Lobster Mac & Cheese  

Sweet Teensy Red Velvet Cake

Fresh Take on Fish Feast

By Cathy Barrow, Photography by Jennifer Cubas

Styling by Elizabeth Duncan Events and flowers by Philippa Tarrant

There’s nothing old school about this holiday tradition

By 5pm on December 24, Washington’s office doors have long clicked shut. Reagan National Airport begins to recover from the overflows of members of Congress and their staff who have fled town. Many expats will be gone.  

One cadre of Washington residents will spend the holidays here because home is somewhere around the globe (and a plane ticket is not in their personal economic recovery plan). But for many more of us, here’s no place we’d rather be. We love the quiet of holiday streets emptied of the masses, our nation’s Capitol bathed in winter light. Perhaps Christmas Eve is just another day. Yet, there is an undeniable celebratory twinkle in the air.  

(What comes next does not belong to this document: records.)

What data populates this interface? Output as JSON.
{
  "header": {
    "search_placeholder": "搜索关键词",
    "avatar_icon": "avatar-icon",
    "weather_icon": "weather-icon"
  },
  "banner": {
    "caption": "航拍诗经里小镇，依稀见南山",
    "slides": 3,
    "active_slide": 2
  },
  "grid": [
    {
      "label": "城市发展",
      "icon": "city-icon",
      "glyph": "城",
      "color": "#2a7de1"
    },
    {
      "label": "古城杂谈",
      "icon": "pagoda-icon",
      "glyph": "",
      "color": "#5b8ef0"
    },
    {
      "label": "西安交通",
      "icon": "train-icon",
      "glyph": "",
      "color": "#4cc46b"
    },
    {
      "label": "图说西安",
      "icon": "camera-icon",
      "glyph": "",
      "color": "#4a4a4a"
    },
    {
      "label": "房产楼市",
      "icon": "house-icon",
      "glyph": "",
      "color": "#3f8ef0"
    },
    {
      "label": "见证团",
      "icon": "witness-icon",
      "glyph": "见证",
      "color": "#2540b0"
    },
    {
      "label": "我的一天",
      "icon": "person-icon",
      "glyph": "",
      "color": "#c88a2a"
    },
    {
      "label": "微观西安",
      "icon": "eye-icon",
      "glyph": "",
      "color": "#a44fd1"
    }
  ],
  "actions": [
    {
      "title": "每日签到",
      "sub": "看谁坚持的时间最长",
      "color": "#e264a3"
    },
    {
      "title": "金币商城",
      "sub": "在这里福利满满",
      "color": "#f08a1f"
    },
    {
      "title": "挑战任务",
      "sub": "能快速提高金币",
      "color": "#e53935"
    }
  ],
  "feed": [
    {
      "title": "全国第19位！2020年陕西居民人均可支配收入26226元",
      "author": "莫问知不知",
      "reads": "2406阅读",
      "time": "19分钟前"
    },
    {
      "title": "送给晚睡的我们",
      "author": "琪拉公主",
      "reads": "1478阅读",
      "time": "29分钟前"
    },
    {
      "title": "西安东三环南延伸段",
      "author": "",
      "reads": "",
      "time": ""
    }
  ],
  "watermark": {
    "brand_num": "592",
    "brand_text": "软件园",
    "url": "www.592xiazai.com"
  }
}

Rather than press a virtual nose against the glass while forking cold takeout from a cardboard container, savvy Christmas “orphans” plan a celebration with their Framily—the friends they love, the family they choose—and together they make a new tradition. While some of those gatherings include a meal from a home kitchen, many opt to spend the holiday at festive restaurant tables. 

Around the city, there are spectacular options for holiday meals. French bistro Le Diplomate offers a Christmas Eve menu. On the 23rd, DGS Deli repeats the Chinese-Jewish deli mashup with guest chefs from around the city. And Osteria Morini Pastry Chef Alex Levin serves sufganiyot for Hanukkah.  

Since 2011, Chef Fabio Trabocchi has served up “an indulgence menu” based on the traditional Feast of the Seven Fishes at his downtown restaurant Fiola, recently awarded one Michelin star. The Feast is also served at Casa Luca and Fiola Mare. The meal reflects Trabocchi’s native Italy, where there is a long tradition of a seafood feast on Christmas Eve and, in his case, seafood on the table every holiday. 

“It is the essence of celebration: caviar, lobster, black truffles, oysters,” he said. “We repeat those items every year but in brand new executions.”  

Served on Christmas Eve, the Feast of the Seven Fishes is a spectacular array of seafood dishes traditional to the Italian table. Cookbook author Domenica Marchetti (Preserving Italy, HMH) parses the details: “Italians always had seafood for Christmas Eve—numerous types. My mother was born in Italy and had never heard of the idea of counting the number of fishes. It’s more of an Italian-American custom to count seven—or, in some places 13—fish.” 

As a young chef in Italy, Trabocchi might have enjoyed these meals in restaurants, but it is infinitely more common to feast with family and that is the spirit with which he infuses his menu. It’s celebratory, beautiful and filled with opportunities to dazzle. 


The first year, Chef Trabocchi’s menu honored each of the seven fish, but diners cried “uncle!” too soon, leaving some food languishing. The following year, he reworked the menu to express the seven in five exquisite dishes. 

From the briny oysters served atop a perforated ceramic tower, to a plump Maine scallop nestled in a puff pastry shell topped with a perfect disc of black truffle, to the buttery seared foie gras and lobster poached in Barolo, every element feels like a gift. 

EDC had a chance to preview Fiola’s 2016 Feast of the Seven Fishes menu. If you can’t get your Framily there this year (reservations fill up quickly), here are four recipes to add to your own holiday table. 

Feast of the Seven Fishes Menu 

from Fiola’s Chef Fabio Trabocchi 

A Winter’s Tale (Holiday Punch)

Shigoku Oysters & Prosecco Zabaglione 

Ahi Tuna Crudo Puttanesca

Baked Maine Scallops & Winter Black Truffle 

Gnocchi Crab & Caviar

Risotto, Langoustines, Sea Urchins 

Lobster, Foie Gras & Barolo 

White Chocolate Panettone Bread Pudding